For the most part, the Starbucks store manager salary can be considered to fall in line with average salaries in similar lines of work, although it is substantially higher in various regions of the U.S. The estimated $48,000 per year does not include bonus pay, which could raise the annual salary by a few thousand dollars.
At the lower end of the Starbucks salary spectrum, store managers in cafes located in southern states may earn closer to $40K per year for their base pay. Aside from geographical location, another factor that commonly impacts the salary of Starbucks managers is the type of store. Although this retail coffee giant does not offer franchises, but some qualified businesses may earn the right to open a small, licensed cafe inside another store. To this effect, some major department stores feature a cozy Starbucks cafe for the convenience of shoppers; managers at these smaller locations may earn less than their counterparts at larger stores.

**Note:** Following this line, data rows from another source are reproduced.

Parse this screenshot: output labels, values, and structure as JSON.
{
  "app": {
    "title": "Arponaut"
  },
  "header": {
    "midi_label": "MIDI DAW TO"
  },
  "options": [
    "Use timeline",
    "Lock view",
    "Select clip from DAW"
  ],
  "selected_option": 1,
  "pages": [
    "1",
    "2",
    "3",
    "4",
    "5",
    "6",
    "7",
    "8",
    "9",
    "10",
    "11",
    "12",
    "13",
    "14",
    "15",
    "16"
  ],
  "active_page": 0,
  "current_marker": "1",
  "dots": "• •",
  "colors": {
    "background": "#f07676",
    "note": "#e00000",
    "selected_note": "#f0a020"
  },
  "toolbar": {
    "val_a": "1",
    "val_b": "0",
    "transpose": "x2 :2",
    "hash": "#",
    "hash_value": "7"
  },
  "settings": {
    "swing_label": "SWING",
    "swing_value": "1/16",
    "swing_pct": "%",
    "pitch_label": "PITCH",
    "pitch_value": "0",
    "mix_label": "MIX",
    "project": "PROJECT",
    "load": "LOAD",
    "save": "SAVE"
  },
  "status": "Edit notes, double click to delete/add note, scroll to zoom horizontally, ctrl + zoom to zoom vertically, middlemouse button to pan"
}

The bonuses that can be potentially earned by Starbucks store managers can make a huge difference in the amount of take-home pay. This is also the case for baristas; in fact, their potential for earning bonuses are sometimes greater than for managers.
It stands to reason that Starbucks managers in California and Hawaii are more likely to earn higher salaries since the cost of living tends to be greater in those states. When bonuses, benefits and perks are added to the base salary, the earning potential of a Starbucks store manager may jump to $55K per year. To be able to earn such figures, managers should directly contribute to his store’s profitability by finding efficient methods to increase not only sales but also the bottom line of the cafe.
An example of a strategy that a Starbucks manager may apply to increase the bottom line of his or her store would be to ensure that merchandise and supplies are being used responsibly instead of wastefully. Managers who follow these strategies are more likely to increase their take-home pay with company bonuses.